I have bought a cheap radio controlled clock, and I want to make a hack that replaces the existing LCD display with 7-segment LED's.
With my voltmeter in AC mode, I can measure voltages(with respect to battery minus) on the connectors to the LCD of 0.4V(presumably off) 1.4-1.6V(presumably on). I do not know the waveform or frequency of this voltage, but I suppose I can measure it, if I find an oscilloscope somewhere.
How do I convert this AC to a logic signal, that can be used to drive the 7-segment?
Is there any standard regarding LCD drive voltages?
Does there exist a single drive chip for this purpose?
Do I need transistors, op-amps or a chip to make enough current?
There is absolutely no logic in the display itself – it is just a glass plate(with liquid crystal). I can even make the display turn on shortly with dc. All the connector seen on the picture drives the display directly.
(Wikipedia LCD) says:
Both the liquid crystal material and the alignment layer material
contain ionic compounds. If an electric field of one particular
polarity is applied for a long period of time, this ionic material is
attracted to the surfaces and degrades the device performance. This is
avoided either by applying an alternating current or by reversing the
polarity of the electric field as the device is addressed (the
response of the liquid crystal layer is identical, regardless of the
polarity of the applied field). Displays for a small number of

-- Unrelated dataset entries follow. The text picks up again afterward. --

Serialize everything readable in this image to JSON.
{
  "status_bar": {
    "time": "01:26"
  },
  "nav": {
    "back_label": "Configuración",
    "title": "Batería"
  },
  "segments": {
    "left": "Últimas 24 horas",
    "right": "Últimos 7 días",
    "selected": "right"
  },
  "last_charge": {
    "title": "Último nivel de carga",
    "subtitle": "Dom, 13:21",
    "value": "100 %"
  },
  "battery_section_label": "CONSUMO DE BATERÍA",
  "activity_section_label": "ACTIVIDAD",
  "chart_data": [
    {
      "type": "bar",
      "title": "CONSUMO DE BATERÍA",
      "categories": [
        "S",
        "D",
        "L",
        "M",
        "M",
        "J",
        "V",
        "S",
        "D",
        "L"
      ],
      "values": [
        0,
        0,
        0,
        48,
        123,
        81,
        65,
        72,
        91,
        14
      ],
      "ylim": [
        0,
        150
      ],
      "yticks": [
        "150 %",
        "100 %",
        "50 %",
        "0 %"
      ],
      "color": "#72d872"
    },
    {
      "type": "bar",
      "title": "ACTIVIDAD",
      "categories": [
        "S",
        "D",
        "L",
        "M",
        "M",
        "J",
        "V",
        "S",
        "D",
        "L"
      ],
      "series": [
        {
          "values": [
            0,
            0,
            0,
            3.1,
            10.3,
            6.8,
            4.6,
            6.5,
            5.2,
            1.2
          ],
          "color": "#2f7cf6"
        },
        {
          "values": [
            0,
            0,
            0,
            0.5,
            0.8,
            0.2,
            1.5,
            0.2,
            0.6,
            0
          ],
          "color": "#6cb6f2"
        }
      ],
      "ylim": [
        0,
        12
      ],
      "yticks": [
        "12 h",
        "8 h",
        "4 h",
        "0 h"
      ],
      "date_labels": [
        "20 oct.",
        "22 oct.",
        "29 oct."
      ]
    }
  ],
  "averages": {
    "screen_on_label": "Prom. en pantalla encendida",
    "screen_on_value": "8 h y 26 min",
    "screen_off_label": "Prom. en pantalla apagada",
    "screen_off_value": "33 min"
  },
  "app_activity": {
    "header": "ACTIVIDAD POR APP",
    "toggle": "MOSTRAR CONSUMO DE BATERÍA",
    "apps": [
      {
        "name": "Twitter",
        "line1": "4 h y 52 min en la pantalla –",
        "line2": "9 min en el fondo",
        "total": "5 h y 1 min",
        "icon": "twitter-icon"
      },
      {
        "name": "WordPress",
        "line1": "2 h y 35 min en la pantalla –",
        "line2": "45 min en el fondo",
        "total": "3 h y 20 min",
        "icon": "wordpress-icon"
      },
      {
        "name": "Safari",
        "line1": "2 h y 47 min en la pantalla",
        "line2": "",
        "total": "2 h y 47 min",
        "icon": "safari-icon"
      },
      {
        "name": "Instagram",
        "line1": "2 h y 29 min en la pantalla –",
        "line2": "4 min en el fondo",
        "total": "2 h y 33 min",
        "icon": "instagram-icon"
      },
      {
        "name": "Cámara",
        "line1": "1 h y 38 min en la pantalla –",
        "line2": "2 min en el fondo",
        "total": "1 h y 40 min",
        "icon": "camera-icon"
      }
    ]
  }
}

individual digits and/or fixed symbols (as in digital watches and
pocket calculators) can be implemented with independent electrodes for